We have never been more connected and more isolated. That is the paradox of the modern world and the bedrock of Sebastian Junger's thesis in his latest work, Tribe. Modern living, its trappings and its priorities have taken us so far from the tribal nature ingrained in our DNA. In this well-researched, short volume, Junger postulates that it is the comfort and convenience of our lives that feeds this isolation and causes unparalleled rates of depression and mental illness.
Tribe is simultaneously an advocacy piece for the modern soldier returning to the home front. Based on his research, he concludes that the rise of PTSD can be linked to the isolating effect described above. Warfare and the soldiering life, he says, replicate this human need for communal, tribal existence. Take a soldier away from their brothers and sisters in arms, and there are bound to be consequences, especially if the soldier endured trauma.

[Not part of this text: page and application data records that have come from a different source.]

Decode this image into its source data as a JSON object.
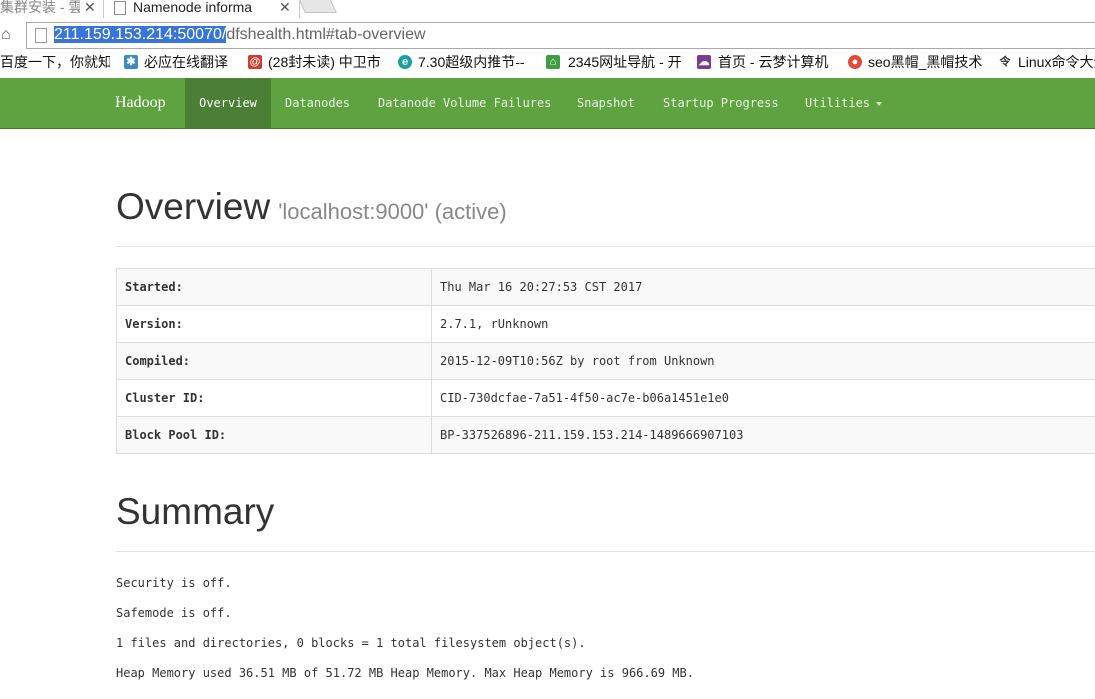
{
  "browser": {
    "tabs": [
      {
        "label": "集群安装 - 雲"
      },
      {
        "label": "Namenode informa"
      }
    ],
    "address": {
      "host": "211.159.153.214:50070/",
      "path": "dfshealth.html#tab-overview"
    },
    "bookmarks": [
      {
        "label": "百度一下，你就知",
        "icon": "baidu-icon",
        "color": "#2d6ad6"
      },
      {
        "label": "必应在线翻译",
        "icon": "bing-translate-icon",
        "color": "#3a8cc1"
      },
      {
        "label": "(28封未读) 中卫市",
        "icon": "mail-icon",
        "color": "#d83b2b"
      },
      {
        "label": "7.30超级内推节--",
        "icon": "event-icon",
        "color": "#19a1a1"
      },
      {
        "label": "2345网址导航 - 开",
        "icon": "nav2345-icon",
        "color": "#3f9d3f"
      },
      {
        "label": "首页 - 云梦计算机",
        "icon": "cloud-icon",
        "color": "#7a3d8c"
      },
      {
        "label": "seo黑帽_黑帽技术",
        "icon": "chrome-icon",
        "color": "#e24a3b"
      },
      {
        "label": "Linux命令大全",
        "icon": "linux-icon",
        "color": "#333333"
      }
    ]
  },
  "nav": {
    "brand": "Hadoop",
    "items": [
      {
        "label": "Overview",
        "active": true
      },
      {
        "label": "Datanodes"
      },
      {
        "label": "Datanode Volume Failures"
      },
      {
        "label": "Snapshot"
      },
      {
        "label": "Startup Progress"
      },
      {
        "label": "Utilities"
      }
    ],
    "color": "#5fa341",
    "active_color": "#4b7f36"
  },
  "overview": {
    "title": "Overview",
    "subtitle": "'localhost:9000' (active)",
    "rows": [
      {
        "key": "Started:",
        "value": "Thu Mar 16 20:27:53 CST 2017"
      },
      {
        "key": "Version:",
        "value": "2.7.1, rUnknown"
      },
      {
        "key": "Compiled:",
        "value": "2015-12-09T10:56Z by root from Unknown"
      },
      {
        "key": "Cluster ID:",
        "value": "CID-730dcfae-7a51-4f50-ac7e-b06a1451e1e0"
      },
      {
        "key": "Block Pool ID:",
        "value": "BP-337526896-211.159.153.214-1489666907103"
      }
    ]
  },
  "summary": {
    "title": "Summary",
    "lines": [
      "Security is off.",
      "Safemode is off.",
      "1 files and directories, 0 blocks = 1 total filesystem object(s).",
      "Heap Memory used 36.51 MB of 51.72 MB Heap Memory. Max Heap Memory is 966.69 MB."
    ]
  }
}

As a society, we need to go beyond the platitudes of American flag lapel pins and "I support the troops" bumper stickers. Tribe is a blueprint for that work, and it's work that needs to be done throughout our culture.